In the entries below, spot each line with the word "Renovations" and copy it.

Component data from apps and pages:
"""

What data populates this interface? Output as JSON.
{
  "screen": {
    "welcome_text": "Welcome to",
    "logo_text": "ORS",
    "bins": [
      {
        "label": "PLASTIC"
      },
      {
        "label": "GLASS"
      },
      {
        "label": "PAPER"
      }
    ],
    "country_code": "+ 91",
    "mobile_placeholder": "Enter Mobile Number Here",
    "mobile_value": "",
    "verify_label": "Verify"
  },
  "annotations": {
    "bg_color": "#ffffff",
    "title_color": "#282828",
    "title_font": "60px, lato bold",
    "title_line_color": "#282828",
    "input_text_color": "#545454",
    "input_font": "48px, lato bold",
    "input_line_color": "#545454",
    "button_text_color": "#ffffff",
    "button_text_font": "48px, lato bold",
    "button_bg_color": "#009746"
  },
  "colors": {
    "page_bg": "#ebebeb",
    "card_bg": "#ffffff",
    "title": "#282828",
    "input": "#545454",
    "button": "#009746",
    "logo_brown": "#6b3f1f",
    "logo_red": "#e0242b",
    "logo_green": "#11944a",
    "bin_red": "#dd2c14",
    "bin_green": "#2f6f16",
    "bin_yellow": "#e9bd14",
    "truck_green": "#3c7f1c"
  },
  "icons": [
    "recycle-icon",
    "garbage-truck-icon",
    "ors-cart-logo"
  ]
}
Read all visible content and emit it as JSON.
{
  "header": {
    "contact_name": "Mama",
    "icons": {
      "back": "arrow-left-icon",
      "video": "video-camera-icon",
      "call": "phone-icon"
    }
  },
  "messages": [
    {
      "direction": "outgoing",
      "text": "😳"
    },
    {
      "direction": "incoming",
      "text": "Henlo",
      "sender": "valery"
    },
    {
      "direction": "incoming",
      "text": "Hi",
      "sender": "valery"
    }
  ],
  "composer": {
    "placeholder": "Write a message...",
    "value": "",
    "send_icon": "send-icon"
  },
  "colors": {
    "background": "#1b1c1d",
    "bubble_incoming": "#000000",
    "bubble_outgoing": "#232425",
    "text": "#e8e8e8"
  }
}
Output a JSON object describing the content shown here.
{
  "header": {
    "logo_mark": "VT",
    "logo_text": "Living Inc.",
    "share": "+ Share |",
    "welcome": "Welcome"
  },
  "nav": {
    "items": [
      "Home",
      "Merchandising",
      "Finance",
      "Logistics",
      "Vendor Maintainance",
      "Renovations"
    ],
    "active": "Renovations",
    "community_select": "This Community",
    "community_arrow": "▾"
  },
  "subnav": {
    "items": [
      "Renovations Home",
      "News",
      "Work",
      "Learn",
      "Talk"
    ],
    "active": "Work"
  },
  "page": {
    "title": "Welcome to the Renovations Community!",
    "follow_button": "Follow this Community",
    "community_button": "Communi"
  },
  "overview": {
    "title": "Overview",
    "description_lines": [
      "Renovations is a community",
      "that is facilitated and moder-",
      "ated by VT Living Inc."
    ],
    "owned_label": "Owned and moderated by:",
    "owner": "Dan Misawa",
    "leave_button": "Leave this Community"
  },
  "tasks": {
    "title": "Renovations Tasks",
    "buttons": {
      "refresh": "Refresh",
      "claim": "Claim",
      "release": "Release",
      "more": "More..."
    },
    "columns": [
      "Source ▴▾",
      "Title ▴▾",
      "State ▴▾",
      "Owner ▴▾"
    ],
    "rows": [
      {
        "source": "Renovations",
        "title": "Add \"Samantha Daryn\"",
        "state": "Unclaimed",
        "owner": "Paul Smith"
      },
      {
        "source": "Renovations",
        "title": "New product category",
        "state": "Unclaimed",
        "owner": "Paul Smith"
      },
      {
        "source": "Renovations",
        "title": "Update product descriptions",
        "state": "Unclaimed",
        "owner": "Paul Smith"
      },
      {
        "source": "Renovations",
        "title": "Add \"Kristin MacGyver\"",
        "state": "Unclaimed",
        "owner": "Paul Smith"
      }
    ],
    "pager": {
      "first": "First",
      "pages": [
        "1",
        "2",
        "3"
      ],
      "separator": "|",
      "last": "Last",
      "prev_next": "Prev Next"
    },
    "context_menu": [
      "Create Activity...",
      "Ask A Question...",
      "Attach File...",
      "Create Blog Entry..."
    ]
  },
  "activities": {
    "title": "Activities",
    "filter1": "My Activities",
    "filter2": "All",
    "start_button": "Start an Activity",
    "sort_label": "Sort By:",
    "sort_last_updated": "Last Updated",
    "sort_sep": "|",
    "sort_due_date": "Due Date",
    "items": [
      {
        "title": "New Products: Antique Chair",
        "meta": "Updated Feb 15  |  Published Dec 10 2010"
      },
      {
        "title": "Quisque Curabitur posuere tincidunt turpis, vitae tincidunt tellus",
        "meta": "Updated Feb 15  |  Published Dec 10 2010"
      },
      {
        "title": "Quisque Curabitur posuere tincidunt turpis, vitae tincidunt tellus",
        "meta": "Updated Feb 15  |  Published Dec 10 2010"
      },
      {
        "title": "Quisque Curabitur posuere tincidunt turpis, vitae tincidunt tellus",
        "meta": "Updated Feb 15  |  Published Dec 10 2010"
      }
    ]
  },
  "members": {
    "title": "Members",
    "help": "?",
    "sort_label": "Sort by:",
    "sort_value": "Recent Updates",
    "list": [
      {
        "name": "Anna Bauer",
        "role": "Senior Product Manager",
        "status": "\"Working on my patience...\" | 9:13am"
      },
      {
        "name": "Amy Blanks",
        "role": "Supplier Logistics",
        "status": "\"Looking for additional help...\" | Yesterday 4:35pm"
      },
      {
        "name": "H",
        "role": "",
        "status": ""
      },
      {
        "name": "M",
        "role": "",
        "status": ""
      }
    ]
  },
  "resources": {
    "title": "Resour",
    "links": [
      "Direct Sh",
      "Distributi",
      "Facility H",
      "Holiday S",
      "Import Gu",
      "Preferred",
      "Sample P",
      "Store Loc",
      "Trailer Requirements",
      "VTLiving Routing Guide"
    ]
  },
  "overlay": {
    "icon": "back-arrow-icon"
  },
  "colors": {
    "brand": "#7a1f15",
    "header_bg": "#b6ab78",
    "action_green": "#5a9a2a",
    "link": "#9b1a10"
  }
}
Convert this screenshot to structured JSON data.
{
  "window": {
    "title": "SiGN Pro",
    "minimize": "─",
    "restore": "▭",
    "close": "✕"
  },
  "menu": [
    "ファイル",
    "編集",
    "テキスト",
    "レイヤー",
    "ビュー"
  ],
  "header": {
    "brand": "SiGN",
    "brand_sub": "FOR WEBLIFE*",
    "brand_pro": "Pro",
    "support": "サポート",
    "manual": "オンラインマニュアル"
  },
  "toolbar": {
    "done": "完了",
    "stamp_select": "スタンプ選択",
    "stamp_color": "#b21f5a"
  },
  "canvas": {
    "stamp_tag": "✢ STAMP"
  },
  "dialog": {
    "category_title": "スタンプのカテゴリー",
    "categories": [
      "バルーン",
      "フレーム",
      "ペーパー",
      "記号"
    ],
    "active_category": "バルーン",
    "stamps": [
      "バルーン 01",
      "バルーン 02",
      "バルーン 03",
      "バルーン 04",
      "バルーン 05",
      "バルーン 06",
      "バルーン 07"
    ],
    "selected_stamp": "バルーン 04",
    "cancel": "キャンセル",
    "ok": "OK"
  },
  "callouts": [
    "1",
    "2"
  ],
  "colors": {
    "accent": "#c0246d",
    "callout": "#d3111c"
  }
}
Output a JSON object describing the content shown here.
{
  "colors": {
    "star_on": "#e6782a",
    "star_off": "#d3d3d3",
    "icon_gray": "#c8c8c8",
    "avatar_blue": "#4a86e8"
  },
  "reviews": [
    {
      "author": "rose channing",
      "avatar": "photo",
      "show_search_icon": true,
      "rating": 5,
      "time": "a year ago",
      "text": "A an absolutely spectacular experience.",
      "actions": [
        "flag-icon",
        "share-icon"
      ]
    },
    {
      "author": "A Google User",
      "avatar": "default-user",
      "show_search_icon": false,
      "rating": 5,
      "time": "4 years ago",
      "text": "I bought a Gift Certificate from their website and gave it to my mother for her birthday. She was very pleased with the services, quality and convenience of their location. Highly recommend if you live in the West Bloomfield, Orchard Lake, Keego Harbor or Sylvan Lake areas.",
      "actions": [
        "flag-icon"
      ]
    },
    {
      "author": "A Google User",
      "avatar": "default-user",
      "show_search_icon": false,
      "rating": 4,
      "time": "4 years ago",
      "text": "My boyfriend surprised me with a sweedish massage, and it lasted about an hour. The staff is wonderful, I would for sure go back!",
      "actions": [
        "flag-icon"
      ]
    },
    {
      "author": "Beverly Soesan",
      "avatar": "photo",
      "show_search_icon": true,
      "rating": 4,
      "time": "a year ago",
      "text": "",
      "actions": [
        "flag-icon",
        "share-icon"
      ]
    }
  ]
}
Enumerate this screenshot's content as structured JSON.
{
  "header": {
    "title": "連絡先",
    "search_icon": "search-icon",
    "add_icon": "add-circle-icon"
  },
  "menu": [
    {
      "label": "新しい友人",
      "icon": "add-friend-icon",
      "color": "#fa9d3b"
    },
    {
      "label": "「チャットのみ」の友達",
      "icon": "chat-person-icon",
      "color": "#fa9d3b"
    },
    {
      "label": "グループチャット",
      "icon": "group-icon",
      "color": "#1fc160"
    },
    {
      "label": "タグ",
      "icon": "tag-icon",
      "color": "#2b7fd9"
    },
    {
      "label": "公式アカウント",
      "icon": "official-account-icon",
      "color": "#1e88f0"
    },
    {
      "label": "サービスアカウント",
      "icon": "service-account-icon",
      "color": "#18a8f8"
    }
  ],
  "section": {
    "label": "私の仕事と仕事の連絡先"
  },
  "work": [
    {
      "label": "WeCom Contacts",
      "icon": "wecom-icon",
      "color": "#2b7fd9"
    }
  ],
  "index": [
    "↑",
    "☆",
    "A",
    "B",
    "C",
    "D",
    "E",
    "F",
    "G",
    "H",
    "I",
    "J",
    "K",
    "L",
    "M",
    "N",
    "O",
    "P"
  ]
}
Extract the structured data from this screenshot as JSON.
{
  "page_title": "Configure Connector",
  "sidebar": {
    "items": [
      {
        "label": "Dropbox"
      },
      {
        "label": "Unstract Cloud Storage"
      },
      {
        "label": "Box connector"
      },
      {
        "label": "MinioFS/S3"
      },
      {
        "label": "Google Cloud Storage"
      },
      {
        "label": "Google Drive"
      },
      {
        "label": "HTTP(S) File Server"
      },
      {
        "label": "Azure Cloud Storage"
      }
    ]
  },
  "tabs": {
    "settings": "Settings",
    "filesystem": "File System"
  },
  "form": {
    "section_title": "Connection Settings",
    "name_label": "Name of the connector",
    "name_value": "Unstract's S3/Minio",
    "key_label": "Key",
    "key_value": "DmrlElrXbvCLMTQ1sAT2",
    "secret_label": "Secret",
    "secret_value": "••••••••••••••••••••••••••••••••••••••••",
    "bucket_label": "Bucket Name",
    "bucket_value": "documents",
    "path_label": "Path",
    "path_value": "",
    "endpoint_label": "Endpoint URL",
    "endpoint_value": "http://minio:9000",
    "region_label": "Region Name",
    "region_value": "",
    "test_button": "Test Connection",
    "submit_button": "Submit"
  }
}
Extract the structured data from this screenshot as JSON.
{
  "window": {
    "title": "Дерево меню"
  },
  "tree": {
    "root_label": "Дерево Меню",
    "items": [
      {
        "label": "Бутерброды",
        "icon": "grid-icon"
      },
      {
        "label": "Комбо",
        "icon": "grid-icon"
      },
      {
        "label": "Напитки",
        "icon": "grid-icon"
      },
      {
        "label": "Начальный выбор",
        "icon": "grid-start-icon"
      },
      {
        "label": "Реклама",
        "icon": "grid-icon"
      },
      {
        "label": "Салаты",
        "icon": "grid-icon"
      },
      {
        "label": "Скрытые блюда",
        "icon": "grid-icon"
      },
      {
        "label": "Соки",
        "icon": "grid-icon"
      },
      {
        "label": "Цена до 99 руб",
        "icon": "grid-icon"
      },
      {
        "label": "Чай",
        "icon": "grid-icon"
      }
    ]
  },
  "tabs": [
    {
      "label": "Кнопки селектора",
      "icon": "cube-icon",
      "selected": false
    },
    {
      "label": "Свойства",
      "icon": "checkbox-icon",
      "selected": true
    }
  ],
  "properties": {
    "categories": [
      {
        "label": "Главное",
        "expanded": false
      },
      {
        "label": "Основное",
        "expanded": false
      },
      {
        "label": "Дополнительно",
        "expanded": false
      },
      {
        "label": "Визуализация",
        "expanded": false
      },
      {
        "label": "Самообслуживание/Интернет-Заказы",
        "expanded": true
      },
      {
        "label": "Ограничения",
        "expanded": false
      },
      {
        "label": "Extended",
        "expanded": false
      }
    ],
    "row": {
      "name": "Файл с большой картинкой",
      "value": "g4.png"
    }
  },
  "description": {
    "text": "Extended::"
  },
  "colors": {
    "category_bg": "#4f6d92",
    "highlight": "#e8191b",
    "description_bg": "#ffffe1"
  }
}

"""

SOLUTION TO THE PROBLEM
      "Renovations"
    "active": "Renovations",
      "Renovations Home",
    "title": "Welcome to the Renovations Community!",
      "Renovations is a community",
    "title": "Renovations Tasks",
        "source": "Renovations",
        "source": "Renovations",
        "source": "Renovations",
        "source": "Renovations",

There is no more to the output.